(Given entries)

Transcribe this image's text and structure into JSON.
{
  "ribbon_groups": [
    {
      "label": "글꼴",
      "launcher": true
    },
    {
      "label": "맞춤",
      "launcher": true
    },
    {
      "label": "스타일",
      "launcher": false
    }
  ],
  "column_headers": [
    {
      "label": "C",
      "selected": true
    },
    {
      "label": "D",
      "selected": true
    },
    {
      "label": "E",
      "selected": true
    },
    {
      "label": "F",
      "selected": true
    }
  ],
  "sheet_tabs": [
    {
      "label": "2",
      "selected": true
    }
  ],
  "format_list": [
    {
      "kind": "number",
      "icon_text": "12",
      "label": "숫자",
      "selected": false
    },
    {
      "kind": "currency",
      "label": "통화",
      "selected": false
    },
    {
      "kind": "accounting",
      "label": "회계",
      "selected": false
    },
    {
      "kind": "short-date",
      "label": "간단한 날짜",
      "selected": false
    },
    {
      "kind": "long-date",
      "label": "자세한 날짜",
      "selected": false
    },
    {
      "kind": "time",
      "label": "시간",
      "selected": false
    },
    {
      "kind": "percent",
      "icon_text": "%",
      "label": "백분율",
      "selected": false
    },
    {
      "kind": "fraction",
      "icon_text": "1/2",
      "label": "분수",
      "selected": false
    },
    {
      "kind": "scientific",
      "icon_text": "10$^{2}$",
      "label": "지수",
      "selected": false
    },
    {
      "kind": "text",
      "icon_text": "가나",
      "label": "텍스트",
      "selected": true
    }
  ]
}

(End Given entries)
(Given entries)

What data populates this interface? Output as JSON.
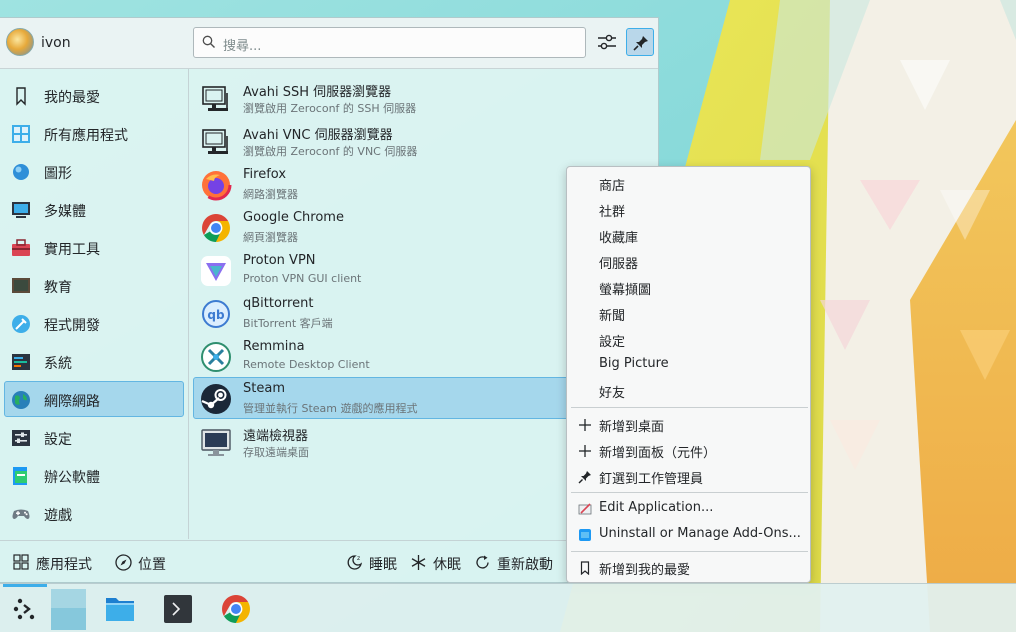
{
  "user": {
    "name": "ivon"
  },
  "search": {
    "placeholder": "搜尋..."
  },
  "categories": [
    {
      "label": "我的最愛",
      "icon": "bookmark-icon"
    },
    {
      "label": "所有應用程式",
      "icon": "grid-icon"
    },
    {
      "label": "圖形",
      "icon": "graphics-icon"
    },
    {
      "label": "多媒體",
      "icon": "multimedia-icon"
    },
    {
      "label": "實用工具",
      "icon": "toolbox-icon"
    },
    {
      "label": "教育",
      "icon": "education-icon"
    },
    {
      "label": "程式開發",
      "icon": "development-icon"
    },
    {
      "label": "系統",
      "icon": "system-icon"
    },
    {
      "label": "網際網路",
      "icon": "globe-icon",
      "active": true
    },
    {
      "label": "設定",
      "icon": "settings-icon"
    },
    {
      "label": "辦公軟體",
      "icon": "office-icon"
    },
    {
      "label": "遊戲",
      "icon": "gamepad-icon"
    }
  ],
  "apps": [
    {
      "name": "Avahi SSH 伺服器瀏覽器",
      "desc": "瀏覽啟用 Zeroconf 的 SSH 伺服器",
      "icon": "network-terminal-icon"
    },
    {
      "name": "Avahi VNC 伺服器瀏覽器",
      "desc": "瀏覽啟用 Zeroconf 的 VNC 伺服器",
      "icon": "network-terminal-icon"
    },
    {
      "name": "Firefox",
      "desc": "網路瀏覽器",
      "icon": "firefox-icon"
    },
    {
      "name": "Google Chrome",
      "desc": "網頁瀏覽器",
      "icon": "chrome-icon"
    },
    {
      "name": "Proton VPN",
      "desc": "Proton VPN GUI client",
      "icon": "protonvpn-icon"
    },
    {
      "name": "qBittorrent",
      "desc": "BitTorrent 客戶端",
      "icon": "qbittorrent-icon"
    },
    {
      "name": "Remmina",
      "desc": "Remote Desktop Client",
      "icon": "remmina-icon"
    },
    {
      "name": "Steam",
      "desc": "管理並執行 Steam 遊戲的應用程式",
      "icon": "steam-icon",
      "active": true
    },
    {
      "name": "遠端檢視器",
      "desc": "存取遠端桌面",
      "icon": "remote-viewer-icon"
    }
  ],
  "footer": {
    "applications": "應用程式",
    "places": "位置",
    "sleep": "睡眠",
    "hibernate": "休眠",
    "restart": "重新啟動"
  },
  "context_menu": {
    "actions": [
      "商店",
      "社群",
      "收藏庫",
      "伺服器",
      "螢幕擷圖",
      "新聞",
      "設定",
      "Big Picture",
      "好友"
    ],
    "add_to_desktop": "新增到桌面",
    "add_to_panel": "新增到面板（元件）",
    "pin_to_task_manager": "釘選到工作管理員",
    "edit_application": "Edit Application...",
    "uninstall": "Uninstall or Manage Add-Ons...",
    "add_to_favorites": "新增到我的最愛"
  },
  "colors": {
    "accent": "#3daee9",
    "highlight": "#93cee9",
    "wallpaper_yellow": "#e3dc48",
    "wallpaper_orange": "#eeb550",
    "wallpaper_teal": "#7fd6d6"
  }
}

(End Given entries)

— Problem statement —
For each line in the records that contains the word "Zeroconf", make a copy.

— Answer for this exercise —
      "desc": "瀏覽啟用 Zeroconf 的 SSH 伺服器",
      "desc": "瀏覽啟用 Zeroconf 的 VNC 伺服器",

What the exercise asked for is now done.